WHAT THE TASK REQUIRES:
How many lines in the records below contain the word "command"? Answer with the number alone.

MATERIAL SHOWN:
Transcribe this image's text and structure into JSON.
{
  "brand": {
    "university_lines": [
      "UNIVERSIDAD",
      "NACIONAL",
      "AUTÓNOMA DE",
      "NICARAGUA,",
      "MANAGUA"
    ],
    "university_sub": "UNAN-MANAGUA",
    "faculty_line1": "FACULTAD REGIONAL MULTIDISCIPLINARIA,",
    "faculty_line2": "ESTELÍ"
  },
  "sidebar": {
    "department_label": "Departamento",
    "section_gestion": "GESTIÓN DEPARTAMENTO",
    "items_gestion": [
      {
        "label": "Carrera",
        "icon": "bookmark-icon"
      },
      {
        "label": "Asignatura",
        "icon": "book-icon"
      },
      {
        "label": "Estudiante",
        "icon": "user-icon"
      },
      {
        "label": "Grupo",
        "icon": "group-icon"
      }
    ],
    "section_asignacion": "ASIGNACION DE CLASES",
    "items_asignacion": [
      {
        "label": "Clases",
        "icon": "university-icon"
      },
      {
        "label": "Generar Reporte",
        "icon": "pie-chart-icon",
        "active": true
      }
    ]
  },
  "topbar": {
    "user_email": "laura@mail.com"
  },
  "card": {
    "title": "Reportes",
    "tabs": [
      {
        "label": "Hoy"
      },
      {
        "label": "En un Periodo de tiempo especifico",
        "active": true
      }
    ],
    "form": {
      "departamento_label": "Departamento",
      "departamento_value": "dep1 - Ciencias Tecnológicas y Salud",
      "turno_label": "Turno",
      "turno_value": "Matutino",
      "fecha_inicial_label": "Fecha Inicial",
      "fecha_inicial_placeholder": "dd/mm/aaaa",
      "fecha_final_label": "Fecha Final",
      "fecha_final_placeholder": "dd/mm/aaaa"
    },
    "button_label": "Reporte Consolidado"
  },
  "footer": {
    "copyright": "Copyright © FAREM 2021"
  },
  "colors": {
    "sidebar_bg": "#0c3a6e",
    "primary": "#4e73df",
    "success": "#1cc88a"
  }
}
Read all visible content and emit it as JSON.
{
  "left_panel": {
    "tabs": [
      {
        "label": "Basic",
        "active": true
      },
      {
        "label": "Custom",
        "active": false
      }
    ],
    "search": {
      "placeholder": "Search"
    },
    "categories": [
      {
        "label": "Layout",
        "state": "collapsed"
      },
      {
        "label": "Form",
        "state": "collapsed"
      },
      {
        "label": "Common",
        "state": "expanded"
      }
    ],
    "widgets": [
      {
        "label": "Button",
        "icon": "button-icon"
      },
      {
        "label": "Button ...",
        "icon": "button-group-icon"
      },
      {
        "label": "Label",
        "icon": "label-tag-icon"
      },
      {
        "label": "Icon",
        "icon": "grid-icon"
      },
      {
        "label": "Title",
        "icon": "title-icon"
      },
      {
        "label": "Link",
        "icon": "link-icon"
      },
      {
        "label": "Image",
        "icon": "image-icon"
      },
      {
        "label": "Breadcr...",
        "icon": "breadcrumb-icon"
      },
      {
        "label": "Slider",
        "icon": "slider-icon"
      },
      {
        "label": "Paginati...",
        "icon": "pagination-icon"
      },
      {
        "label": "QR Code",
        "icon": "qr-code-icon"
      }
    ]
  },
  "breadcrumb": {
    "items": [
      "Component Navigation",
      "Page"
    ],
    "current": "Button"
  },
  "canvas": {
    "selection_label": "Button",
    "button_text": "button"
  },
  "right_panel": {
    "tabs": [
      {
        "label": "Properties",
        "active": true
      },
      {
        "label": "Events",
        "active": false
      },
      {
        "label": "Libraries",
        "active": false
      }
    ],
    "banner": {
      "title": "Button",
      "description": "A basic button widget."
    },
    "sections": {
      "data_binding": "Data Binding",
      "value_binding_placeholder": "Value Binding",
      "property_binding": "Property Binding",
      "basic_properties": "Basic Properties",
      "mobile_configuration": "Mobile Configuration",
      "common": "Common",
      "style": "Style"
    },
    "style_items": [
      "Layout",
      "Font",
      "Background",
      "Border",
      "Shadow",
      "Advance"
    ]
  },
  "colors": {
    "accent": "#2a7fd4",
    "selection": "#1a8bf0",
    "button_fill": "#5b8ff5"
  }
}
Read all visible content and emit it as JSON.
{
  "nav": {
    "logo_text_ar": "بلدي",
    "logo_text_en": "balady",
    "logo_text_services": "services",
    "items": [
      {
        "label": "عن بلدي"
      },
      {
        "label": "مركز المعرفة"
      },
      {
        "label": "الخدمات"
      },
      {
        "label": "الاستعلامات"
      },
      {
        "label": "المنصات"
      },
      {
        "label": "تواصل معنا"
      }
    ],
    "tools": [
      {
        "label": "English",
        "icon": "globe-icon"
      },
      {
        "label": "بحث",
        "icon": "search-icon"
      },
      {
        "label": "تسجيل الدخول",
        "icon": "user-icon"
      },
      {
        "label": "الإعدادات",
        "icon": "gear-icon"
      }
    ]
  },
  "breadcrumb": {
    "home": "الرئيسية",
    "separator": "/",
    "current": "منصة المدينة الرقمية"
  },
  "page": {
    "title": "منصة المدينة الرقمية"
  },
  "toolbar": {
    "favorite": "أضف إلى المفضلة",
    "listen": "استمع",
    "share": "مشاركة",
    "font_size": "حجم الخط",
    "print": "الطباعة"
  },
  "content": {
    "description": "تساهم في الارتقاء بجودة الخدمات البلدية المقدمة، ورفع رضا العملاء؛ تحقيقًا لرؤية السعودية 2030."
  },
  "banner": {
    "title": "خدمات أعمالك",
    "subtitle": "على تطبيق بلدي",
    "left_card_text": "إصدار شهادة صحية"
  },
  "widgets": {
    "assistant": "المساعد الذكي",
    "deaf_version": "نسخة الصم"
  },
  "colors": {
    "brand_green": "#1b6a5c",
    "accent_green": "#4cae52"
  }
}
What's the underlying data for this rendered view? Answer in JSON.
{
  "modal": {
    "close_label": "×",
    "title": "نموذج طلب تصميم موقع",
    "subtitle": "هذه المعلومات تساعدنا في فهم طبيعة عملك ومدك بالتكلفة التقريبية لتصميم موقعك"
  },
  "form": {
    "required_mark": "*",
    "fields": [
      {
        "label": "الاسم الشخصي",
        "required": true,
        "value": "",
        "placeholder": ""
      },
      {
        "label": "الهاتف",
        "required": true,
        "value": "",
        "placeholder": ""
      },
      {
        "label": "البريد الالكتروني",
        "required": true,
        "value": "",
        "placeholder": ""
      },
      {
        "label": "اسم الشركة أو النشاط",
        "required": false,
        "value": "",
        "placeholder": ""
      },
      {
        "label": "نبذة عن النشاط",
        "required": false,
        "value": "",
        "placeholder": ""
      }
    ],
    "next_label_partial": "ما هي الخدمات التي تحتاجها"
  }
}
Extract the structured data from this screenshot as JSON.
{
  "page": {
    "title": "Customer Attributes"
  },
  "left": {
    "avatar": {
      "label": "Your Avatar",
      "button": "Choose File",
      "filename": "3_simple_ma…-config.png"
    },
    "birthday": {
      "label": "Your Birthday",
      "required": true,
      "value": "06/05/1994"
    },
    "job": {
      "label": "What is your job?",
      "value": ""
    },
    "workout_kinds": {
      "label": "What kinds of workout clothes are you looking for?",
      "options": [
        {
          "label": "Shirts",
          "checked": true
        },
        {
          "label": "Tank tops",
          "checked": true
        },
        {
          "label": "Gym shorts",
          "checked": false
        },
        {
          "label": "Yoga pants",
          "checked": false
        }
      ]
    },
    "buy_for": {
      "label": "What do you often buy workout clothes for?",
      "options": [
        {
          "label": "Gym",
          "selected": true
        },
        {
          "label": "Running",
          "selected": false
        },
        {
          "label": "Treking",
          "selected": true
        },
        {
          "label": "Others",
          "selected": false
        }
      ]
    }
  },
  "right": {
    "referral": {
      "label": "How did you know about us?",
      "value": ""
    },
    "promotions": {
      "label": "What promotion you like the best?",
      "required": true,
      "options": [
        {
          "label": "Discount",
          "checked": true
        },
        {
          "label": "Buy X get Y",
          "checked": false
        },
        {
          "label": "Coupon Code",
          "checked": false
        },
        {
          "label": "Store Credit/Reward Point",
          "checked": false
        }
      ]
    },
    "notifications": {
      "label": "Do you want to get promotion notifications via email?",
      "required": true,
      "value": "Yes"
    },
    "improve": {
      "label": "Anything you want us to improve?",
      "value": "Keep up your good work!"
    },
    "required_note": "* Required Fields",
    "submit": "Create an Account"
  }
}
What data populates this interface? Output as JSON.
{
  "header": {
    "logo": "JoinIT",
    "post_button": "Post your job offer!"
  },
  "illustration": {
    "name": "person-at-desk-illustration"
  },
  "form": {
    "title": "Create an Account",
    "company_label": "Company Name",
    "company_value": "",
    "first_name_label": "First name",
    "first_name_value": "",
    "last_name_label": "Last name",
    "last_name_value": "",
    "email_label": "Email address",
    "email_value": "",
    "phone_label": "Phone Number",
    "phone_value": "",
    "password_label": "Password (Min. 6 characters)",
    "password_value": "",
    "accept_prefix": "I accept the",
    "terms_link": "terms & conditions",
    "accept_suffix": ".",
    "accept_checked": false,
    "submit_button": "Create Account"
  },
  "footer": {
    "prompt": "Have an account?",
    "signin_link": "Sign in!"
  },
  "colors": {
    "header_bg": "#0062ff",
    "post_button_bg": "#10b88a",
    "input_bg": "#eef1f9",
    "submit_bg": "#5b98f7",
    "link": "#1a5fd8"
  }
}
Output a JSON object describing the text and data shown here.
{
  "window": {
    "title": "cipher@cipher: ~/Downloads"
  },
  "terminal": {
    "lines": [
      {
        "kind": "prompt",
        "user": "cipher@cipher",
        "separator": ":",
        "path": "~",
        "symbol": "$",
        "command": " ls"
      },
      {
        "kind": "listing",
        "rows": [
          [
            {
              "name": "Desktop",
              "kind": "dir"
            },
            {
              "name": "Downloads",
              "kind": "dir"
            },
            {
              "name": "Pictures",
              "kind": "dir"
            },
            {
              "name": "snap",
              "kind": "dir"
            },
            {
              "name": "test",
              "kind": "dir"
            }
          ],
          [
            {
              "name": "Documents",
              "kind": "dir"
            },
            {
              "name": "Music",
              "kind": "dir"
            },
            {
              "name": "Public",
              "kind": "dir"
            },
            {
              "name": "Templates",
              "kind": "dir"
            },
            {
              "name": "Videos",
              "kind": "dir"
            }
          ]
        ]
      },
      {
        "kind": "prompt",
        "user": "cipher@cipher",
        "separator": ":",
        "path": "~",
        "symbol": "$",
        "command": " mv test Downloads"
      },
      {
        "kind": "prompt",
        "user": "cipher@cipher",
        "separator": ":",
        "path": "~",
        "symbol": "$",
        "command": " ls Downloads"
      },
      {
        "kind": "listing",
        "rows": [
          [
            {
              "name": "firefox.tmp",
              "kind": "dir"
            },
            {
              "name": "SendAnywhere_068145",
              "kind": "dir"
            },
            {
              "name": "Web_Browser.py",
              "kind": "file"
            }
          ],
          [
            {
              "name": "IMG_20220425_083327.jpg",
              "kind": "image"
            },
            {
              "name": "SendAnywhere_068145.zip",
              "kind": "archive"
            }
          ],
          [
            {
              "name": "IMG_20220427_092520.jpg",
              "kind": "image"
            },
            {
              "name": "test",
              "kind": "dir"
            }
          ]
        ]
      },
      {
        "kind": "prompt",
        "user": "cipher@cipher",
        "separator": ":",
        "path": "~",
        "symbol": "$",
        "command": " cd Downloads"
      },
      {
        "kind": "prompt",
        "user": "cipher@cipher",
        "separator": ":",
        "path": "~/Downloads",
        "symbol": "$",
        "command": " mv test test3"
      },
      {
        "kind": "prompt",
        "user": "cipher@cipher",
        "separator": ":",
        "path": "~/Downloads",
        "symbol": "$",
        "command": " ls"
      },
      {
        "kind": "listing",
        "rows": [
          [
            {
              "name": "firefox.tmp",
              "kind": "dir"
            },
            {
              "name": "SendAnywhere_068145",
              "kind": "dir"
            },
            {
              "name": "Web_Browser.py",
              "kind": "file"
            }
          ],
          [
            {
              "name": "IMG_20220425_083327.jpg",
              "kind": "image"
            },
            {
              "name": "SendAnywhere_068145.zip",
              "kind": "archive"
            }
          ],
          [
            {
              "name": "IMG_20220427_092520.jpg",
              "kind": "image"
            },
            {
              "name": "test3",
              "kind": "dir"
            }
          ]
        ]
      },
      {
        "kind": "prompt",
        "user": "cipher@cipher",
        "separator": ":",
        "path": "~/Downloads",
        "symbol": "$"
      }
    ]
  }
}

WRITTEN SOLUTION:
6